* _Try it_
Without any pictures, output the records exactly as they are.

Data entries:
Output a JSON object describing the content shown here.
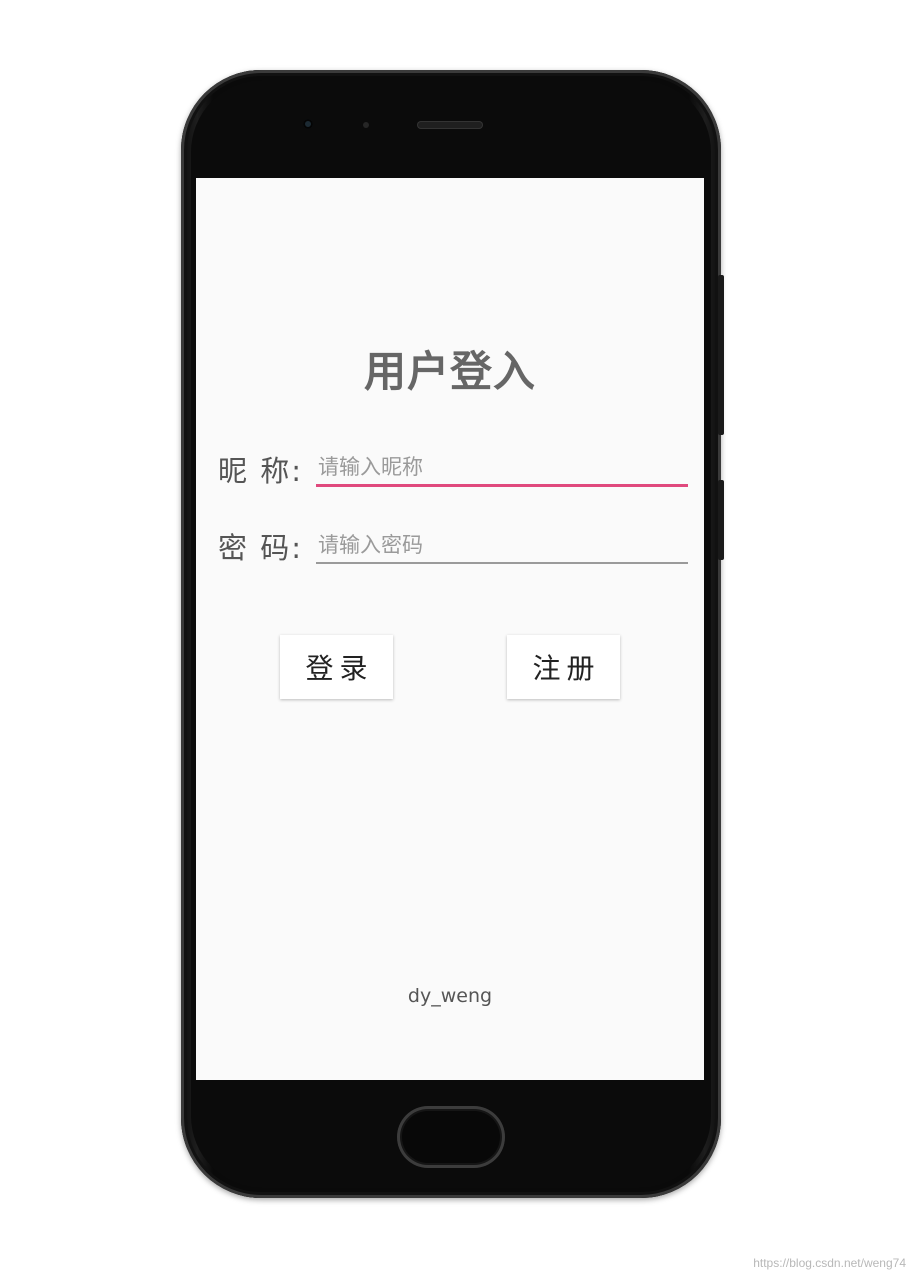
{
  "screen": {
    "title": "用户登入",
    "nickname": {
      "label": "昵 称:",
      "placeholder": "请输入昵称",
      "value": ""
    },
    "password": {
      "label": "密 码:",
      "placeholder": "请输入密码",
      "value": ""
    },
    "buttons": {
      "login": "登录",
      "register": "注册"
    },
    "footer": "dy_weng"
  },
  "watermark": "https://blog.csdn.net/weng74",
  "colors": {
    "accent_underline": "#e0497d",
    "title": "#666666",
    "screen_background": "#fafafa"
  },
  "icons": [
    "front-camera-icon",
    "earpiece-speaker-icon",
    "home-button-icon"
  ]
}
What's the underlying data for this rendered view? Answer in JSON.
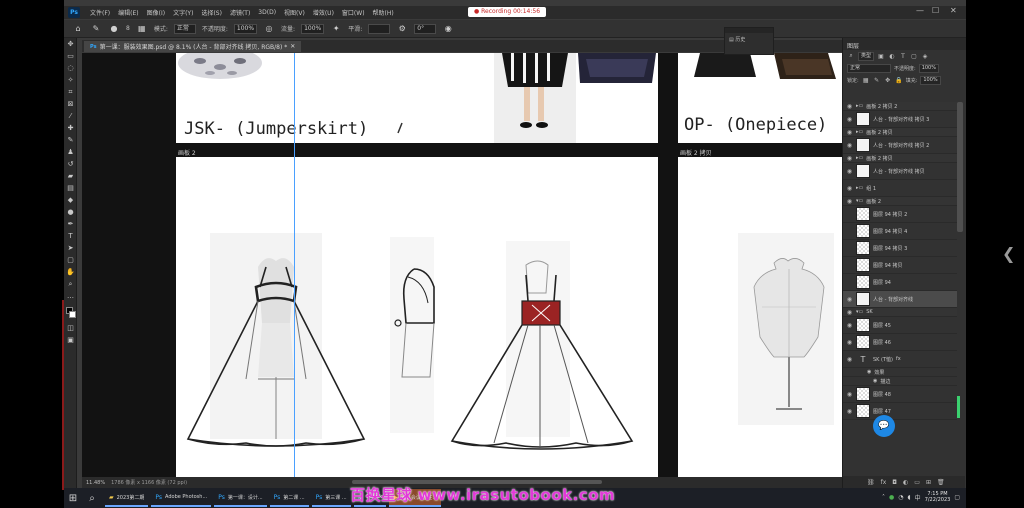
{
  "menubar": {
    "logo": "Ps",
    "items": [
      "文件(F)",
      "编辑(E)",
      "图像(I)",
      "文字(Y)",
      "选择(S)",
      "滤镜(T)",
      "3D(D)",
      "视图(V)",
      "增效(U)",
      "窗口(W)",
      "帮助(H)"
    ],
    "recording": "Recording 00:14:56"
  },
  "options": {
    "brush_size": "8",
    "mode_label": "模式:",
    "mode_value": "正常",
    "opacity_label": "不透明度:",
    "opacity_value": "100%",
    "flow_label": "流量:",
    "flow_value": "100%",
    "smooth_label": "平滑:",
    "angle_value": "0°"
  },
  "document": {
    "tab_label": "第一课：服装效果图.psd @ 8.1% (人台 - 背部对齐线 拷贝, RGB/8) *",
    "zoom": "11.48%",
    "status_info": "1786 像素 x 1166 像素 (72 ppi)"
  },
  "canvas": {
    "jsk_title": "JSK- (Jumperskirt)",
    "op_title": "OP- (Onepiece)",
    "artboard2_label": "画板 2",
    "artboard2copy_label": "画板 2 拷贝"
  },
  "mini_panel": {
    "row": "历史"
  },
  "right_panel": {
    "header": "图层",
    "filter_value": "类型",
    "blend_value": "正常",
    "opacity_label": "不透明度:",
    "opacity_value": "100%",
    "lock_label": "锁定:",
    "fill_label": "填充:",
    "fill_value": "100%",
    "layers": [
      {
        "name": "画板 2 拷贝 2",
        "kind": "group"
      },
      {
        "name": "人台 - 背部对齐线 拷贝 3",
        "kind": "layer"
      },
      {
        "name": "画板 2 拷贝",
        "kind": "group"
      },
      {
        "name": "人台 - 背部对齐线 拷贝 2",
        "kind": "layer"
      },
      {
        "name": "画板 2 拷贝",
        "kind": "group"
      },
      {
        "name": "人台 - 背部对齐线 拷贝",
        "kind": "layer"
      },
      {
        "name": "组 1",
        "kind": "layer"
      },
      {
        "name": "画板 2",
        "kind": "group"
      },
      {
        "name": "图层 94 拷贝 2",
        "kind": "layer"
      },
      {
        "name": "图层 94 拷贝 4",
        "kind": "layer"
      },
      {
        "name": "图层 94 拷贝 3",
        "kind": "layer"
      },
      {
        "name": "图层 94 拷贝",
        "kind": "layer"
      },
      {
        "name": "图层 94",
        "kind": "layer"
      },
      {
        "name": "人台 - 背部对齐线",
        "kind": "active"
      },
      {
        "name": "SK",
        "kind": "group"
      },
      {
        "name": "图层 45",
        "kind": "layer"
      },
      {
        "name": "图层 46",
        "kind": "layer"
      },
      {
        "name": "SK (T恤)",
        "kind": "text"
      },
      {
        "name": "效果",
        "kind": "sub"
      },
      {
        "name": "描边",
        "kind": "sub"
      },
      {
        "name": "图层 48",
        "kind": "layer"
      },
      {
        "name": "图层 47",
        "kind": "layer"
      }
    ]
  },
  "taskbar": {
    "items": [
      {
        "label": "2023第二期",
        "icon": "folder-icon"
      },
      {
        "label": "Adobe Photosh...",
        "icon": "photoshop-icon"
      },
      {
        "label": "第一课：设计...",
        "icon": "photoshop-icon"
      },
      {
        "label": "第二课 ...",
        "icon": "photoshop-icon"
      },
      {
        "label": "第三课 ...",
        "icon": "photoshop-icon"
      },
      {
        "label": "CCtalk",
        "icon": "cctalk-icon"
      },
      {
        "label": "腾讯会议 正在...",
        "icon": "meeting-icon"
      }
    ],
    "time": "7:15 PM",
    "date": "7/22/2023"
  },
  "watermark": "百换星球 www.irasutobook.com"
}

* _The answer_
Output a JSON object describing the content shown here.
{
  "screen": {
    "title": "用户登入",
    "nickname": {
      "label": "昵 称:",
      "placeholder": "请输入昵称",
      "value": ""
    },
    "password": {
      "label": "密 码:",
      "placeholder": "请输入密码",
      "value": ""
    },
    "buttons": {
      "login": "登录",
      "register": "注册"
    },
    "footer": "dy_weng"
  },
  "watermark": "https://blog.csdn.net/weng74",
  "colors": {
    "accent_underline": "#e0497d",
    "title": "#666666",
    "screen_background": "#fafafa"
  },
  "icons": [
    "front-camera-icon",
    "earpiece-speaker-icon",
    "home-button-icon"
  ]
}
What's the underlying data for this rendered view? Answer in JSON.
{
  "menubar": {
    "logo": "Ps",
    "items": [
      "文件(F)",
      "编辑(E)",
      "图像(I)",
      "文字(Y)",
      "选择(S)",
      "滤镜(T)",
      "3D(D)",
      "视图(V)",
      "增效(U)",
      "窗口(W)",
      "帮助(H)"
    ],
    "recording": "Recording 00:14:56"
  },
  "options": {
    "brush_size": "8",
    "mode_label": "模式:",
    "mode_value": "正常",
    "opacity_label": "不透明度:",
    "opacity_value": "100%",
    "flow_label": "流量:",
    "flow_value": "100%",
    "smooth_label": "平滑:",
    "angle_value": "0°"
  },
  "document": {
    "tab_label": "第一课：服装效果图.psd @ 8.1% (人台 - 背部对齐线 拷贝, RGB/8) *",
    "zoom": "11.48%",
    "status_info": "1786 像素 x 1166 像素 (72 ppi)"
  },
  "canvas": {
    "jsk_title": "JSK- (Jumperskirt)",
    "op_title": "OP- (Onepiece)",
    "artboard2_label": "画板 2",
    "artboard2copy_label": "画板 2 拷贝"
  },
  "mini_panel": {
    "row": "历史"
  },
  "right_panel": {
    "header": "图层",
    "filter_value": "类型",
    "blend_value": "正常",
    "opacity_label": "不透明度:",
    "opacity_value": "100%",
    "lock_label": "锁定:",
    "fill_label": "填充:",
    "fill_value": "100%",
    "layers": [
      {
        "name": "画板 2 拷贝 2",
        "kind": "group"
      },
      {
        "name": "人台 - 背部对齐线 拷贝 3",
        "kind": "layer"
      },
      {
        "name": "画板 2 拷贝",
        "kind": "group"
      },
      {
        "name": "人台 - 背部对齐线 拷贝 2",
        "kind": "layer"
      },
      {
        "name": "画板 2 拷贝",
        "kind": "group"
      },
      {
        "name": "人台 - 背部对齐线 拷贝",
        "kind": "layer"
      },
      {
        "name": "组 1",
        "kind": "layer"
      },
      {
        "name": "画板 2",
        "kind": "group"
      },
      {
        "name": "图层 94 拷贝 2",
        "kind": "layer"
      },
      {
        "name": "图层 94 拷贝 4",
        "kind": "layer"
      },
      {
        "name": "图层 94 拷贝 3",
        "kind": "layer"
      },
      {
        "name": "图层 94 拷贝",
        "kind": "layer"
      },
      {
        "name": "图层 94",
        "kind": "layer"
      },
      {
        "name": "人台 - 背部对齐线",
        "kind": "active"
      },
      {
        "name": "SK",
        "kind": "group"
      },
      {
        "name": "图层 45",
        "kind": "layer"
      },
      {
        "name": "图层 46",
        "kind": "layer"
      },
      {
        "name": "SK (T恤)",
        "kind": "text"
      },
      {
        "name": "效果",
        "kind": "sub"
      },
      {
        "name": "描边",
        "kind": "sub"
      },
      {
        "name": "图层 48",
        "kind": "layer"
      },
      {
        "name": "图层 47",
        "kind": "layer"
      }
    ]
  },
  "taskbar": {
    "items": [
      {
        "label": "2023第二期",
        "icon": "folder-icon"
      },
      {
        "label": "Adobe Photosh...",
        "icon": "photoshop-icon"
      },
      {
        "label": "第一课：设计...",
        "icon": "photoshop-icon"
      },
      {
        "label": "第二课 ...",
        "icon": "photoshop-icon"
      },
      {
        "label": "第三课 ...",
        "icon": "photoshop-icon"
      },
      {
        "label": "CCtalk",
        "icon": "cctalk-icon"
      },
      {
        "label": "腾讯会议 正在...",
        "icon": "meeting-icon"
      }
    ],
    "time": "7:15 PM",
    "date": "7/22/2023"
  },
  "watermark": "百换星球 www.irasutobook.com"
}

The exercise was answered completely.